*** Opening Input records ***

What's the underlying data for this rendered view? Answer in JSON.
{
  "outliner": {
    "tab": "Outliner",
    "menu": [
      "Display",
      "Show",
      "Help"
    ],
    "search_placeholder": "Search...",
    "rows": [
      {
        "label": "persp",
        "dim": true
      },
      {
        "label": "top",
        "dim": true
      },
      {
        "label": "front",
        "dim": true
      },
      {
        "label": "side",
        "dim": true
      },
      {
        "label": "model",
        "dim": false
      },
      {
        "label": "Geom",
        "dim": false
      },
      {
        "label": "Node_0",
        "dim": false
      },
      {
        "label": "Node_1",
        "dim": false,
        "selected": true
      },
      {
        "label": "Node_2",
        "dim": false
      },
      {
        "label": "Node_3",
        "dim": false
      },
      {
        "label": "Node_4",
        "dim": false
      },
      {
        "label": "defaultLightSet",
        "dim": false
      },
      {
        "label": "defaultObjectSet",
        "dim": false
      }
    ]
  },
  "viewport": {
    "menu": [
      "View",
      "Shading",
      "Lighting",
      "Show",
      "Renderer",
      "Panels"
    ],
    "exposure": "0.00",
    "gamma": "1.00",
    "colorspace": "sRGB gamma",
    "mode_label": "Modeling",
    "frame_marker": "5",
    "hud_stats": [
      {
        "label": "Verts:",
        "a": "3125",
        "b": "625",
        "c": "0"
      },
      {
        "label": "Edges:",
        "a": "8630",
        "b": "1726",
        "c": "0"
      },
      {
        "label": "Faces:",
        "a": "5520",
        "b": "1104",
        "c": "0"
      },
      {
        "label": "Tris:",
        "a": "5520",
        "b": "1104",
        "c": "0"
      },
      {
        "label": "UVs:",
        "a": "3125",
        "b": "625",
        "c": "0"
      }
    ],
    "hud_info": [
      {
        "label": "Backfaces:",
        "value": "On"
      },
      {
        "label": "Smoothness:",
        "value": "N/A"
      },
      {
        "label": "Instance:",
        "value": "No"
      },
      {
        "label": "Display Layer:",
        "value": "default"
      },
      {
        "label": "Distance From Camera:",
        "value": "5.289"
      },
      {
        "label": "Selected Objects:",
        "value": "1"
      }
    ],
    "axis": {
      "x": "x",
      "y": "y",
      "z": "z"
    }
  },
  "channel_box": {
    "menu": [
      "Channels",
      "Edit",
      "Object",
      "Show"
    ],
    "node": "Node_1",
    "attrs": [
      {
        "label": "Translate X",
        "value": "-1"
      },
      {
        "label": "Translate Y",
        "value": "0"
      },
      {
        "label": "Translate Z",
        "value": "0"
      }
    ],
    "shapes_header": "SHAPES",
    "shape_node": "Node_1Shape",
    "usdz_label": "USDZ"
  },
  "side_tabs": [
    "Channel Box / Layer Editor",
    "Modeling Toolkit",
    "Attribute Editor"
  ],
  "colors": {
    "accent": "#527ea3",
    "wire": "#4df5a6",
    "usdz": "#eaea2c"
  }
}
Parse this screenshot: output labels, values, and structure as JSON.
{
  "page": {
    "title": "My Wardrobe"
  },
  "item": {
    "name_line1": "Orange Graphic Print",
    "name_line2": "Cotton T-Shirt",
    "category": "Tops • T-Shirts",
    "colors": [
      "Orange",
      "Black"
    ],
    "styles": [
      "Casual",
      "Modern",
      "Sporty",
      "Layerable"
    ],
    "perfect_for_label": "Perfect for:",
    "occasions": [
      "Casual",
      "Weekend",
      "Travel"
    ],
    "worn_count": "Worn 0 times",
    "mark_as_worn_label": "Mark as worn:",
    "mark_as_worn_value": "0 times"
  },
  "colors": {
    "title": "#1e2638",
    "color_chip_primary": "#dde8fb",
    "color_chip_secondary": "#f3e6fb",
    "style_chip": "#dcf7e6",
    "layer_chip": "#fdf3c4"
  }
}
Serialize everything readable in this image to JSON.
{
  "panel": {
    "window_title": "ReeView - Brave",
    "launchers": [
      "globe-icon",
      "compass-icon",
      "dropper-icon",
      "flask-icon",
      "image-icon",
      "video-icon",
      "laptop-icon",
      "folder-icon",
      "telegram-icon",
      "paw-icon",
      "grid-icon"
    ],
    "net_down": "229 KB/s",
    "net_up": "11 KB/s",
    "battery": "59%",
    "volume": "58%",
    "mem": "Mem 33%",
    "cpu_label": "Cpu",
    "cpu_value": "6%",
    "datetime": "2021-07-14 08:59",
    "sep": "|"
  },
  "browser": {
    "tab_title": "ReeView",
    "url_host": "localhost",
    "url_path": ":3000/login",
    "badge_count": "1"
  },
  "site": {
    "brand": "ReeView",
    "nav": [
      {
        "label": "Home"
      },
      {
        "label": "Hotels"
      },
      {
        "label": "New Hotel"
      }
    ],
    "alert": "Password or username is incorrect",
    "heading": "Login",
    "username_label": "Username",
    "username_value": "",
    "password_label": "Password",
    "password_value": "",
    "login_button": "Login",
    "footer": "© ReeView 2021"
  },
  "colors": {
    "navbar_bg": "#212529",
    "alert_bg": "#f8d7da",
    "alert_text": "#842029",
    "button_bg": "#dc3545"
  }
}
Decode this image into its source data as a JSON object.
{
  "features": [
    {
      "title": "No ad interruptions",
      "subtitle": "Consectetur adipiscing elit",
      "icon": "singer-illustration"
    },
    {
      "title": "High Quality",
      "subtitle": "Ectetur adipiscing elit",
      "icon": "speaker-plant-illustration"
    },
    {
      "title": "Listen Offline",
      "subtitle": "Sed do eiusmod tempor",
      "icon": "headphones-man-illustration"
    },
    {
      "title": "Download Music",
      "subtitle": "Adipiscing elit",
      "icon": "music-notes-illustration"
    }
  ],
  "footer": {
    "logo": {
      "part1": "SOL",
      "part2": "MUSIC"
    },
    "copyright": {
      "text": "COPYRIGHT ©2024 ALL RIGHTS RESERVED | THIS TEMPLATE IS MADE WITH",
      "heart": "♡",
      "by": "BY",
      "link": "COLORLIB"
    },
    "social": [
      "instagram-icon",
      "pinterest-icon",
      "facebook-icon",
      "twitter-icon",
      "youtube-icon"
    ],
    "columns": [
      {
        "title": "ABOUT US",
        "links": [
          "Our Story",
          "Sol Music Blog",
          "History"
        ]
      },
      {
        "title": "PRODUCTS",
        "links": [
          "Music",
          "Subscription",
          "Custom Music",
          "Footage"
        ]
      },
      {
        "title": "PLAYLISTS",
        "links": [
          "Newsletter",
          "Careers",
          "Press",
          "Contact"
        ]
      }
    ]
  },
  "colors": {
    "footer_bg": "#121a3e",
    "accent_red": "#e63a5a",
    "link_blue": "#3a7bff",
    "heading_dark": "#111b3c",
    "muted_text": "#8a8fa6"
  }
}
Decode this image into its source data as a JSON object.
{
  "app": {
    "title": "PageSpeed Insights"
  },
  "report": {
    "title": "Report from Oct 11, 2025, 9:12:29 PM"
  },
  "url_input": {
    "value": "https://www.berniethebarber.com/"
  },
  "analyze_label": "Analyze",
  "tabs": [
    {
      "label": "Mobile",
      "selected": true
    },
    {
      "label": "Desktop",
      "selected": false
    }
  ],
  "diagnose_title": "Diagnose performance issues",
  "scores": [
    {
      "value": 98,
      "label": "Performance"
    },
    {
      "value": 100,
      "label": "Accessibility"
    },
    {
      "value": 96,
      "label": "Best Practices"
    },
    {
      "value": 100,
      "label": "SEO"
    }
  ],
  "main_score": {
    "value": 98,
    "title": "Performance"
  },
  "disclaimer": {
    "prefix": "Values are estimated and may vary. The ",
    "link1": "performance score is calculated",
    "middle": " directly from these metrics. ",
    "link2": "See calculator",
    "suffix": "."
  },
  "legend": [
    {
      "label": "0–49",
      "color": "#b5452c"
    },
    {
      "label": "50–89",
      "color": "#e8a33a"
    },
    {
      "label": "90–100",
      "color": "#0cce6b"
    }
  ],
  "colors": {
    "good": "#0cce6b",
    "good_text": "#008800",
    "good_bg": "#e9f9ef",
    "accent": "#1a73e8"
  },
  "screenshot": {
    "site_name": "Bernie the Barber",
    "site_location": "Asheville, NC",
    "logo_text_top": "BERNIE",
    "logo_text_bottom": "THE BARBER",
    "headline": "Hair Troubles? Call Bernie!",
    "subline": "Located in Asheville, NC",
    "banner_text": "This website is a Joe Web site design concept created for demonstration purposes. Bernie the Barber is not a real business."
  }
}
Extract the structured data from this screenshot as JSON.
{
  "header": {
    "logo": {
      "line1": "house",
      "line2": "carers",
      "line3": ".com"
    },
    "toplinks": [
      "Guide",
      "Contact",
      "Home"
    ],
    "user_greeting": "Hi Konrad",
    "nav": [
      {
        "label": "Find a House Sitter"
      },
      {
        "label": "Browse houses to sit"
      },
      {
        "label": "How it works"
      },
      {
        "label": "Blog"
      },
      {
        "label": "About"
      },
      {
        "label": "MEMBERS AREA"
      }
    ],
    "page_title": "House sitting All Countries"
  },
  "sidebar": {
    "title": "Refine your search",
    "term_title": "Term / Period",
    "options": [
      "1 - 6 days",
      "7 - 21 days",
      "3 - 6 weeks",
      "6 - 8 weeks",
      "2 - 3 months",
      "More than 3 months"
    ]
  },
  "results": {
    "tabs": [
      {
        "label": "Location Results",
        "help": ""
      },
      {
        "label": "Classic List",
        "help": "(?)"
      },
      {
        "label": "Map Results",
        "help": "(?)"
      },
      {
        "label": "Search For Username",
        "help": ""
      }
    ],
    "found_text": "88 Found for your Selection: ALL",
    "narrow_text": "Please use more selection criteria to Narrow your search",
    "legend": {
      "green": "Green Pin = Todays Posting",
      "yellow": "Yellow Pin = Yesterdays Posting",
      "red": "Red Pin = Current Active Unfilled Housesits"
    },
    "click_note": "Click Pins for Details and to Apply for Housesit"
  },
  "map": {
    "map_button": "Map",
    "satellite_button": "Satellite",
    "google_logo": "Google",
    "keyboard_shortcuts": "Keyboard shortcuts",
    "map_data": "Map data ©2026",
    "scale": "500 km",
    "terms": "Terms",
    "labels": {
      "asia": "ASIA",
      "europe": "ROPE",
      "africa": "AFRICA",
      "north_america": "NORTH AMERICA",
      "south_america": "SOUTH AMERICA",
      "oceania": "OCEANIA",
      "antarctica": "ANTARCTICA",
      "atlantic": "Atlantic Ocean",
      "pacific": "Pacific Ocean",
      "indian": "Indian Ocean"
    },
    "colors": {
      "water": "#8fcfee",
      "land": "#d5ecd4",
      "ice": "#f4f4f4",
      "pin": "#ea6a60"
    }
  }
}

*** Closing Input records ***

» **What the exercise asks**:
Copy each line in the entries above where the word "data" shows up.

» **Solved problem**:
What's the underlying data for this rendered view? Answer in JSON.
Decode this image into its source data as a JSON object.
Decode this image into its source data as a JSON object.
Extract the structured data from this screenshot as JSON.
    "map_data": "Map data ©2026",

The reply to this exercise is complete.